The Xantus’s Hummingbird. These birds were named after the Hungarian naturalist, JohnXantus. John Xantus (October 5, 1825 – December 13, 1894) collected and named many previously unrecognized animals and plants in the southwestern U.S. and Mexico. John Xantus was born in 1825 of a well-to-do middle-class Hungarian family. During the revolution of 1848, he fought with the rebels against the Austro-Hungarian government and had to go into exile as a result. He fled by way of Amsterdam to England, and thereafter, in 1852, to the United States.
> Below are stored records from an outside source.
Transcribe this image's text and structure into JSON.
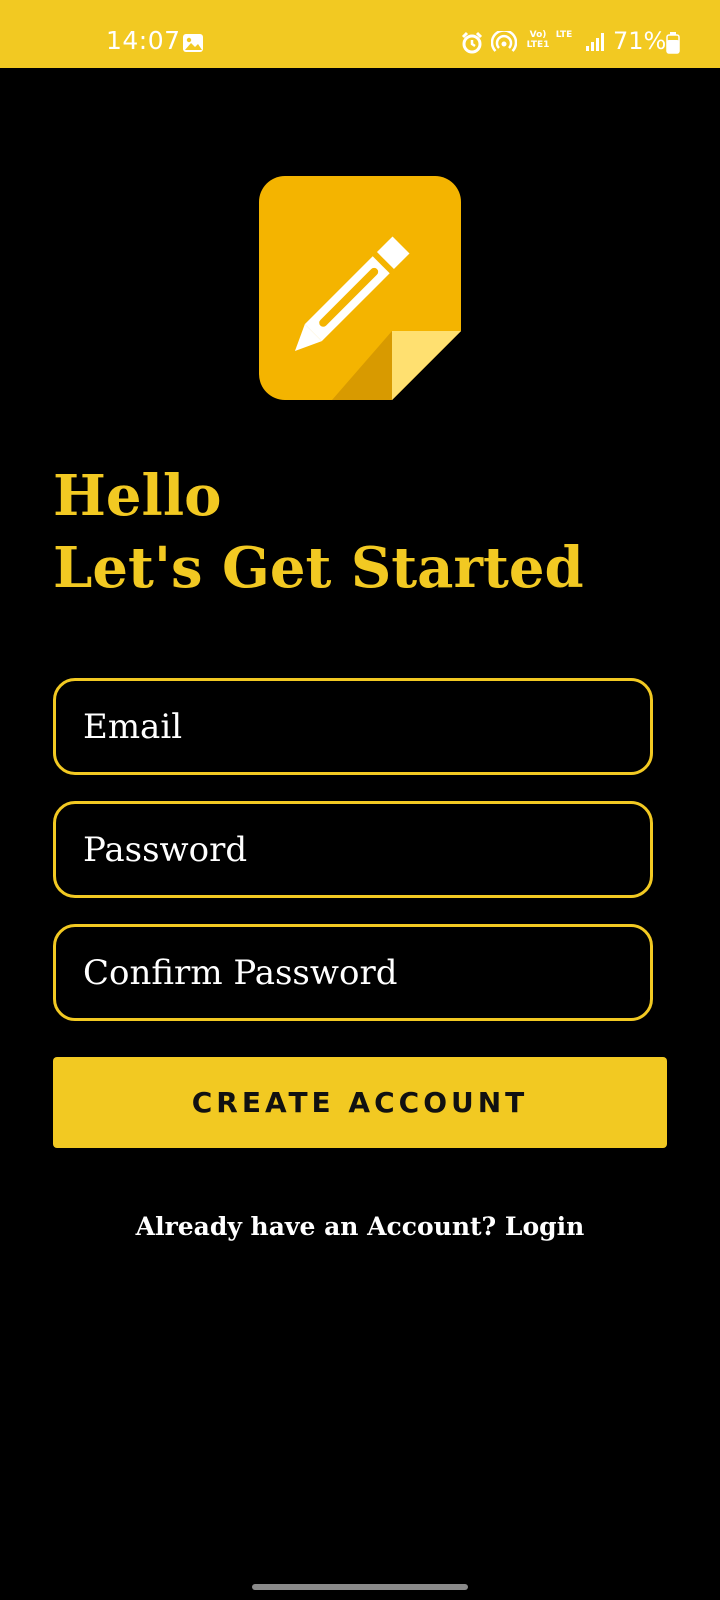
{
  "status_bar": {
    "time": "14:07",
    "volte_label": "Vo) LTE1",
    "lte_label": "LTE",
    "battery_percent": "71%",
    "background_color": "#F2C922",
    "icons": [
      "gallery-icon",
      "alarm-icon",
      "hotspot-icon",
      "signal-icon",
      "battery-icon"
    ]
  },
  "logo": {
    "icon": "notepad-pencil-icon",
    "color": "#F4B400"
  },
  "greeting": {
    "line1": "Hello",
    "line2": "Let's Get Started",
    "color": "#F2C922"
  },
  "form": {
    "email_placeholder": "Email",
    "password_placeholder": "Password",
    "confirm_password_placeholder": "Confirm Password",
    "email_value": "",
    "password_value": "",
    "confirm_password_value": ""
  },
  "create_button": {
    "label": "CREATE ACCOUNT"
  },
  "login_link": {
    "text": "Already have an Account? Login"
  }
}
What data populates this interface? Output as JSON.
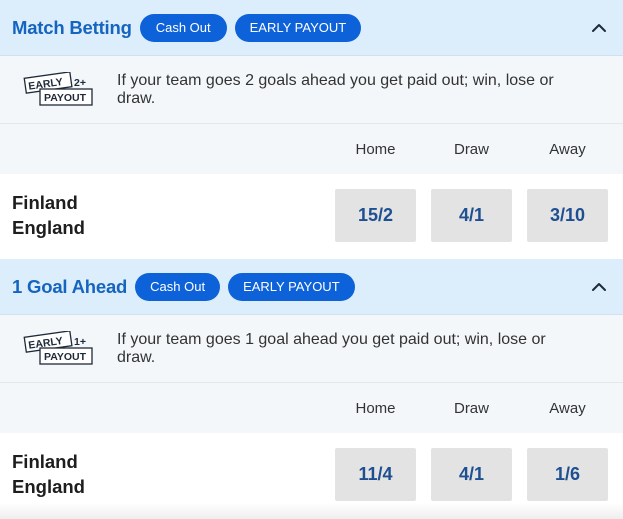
{
  "markets": [
    {
      "title": "Match Betting",
      "cash_out_label": "Cash Out",
      "early_payout_label": "EARLY PAYOUT",
      "badge": {
        "line1": "EARLY",
        "line2": "PAYOUT",
        "goals": "2+"
      },
      "description": "If your team goes 2 goals ahead you get paid out; win, lose or draw.",
      "columns": [
        "Home",
        "Draw",
        "Away"
      ],
      "teams": [
        "Finland",
        "England"
      ],
      "odds": [
        "15/2",
        "4/1",
        "3/10"
      ]
    },
    {
      "title": "1 Goal Ahead",
      "cash_out_label": "Cash Out",
      "early_payout_label": "EARLY PAYOUT",
      "badge": {
        "line1": "EARLY",
        "line2": "PAYOUT",
        "goals": "1+"
      },
      "description": "If your team goes 1 goal ahead you get paid out; win, lose or draw.",
      "columns": [
        "Home",
        "Draw",
        "Away"
      ],
      "teams": [
        "Finland",
        "England"
      ],
      "odds": [
        "11/4",
        "4/1",
        "1/6"
      ]
    }
  ],
  "icons": {
    "collapse": "chevron-up-icon",
    "badge": "early-payout-badge-icon"
  },
  "colors": {
    "accent": "#0d62d9",
    "title": "#1565c0",
    "header_bg": "#dcedfb",
    "odds_text": "#1d4f91",
    "odds_bg": "#e3e3e3"
  }
}
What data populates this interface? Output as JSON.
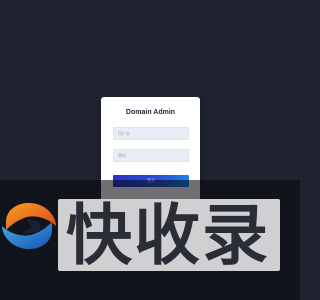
{
  "login": {
    "title": "Domain Admin",
    "username_placeholder": "用户名",
    "password_placeholder": "密码",
    "submit_label": "登录"
  },
  "watermark": {
    "text": "快收录"
  },
  "colors": {
    "page_background": "#1f2430",
    "card_background": "#ffffff",
    "input_background": "#e9eef6",
    "button_gradient_start": "#2535c9",
    "button_gradient_end": "#1a80e6",
    "watermark_box": "#d0d0d2",
    "watermark_text": "#2a2d36"
  }
}
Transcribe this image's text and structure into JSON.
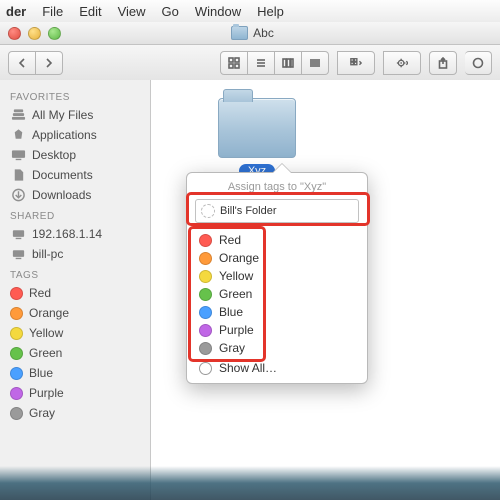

|In 1859 Baird arranged for Xantus to make an expedition to Baja California, which was then almost unknown. On this trip he set up a base of operations at Cabo San Lucas at the extreme southern tip of the Baja Peninsula. Thence he explored the entire surrounding region as well as many of adjacent islands. Baird commented that during this time Xantus collected “many new species” then unknown back at the Smithsonian, not only of birds, which were his first interest, but also of plants and animals of almost every other description. Baird stated that during this trip Xantus made “the addition of a larger number of new animals to our fauna than has been made by one person. After his return from Baja in 1861, Xantus went to work for the U.S. Department of State and in the following year was sent to the American consulate in southern Mexico. However, two years later, due to the French intervention that took place in Mexico, the consulate was closed and Xantus decided to return to his native Hungary.|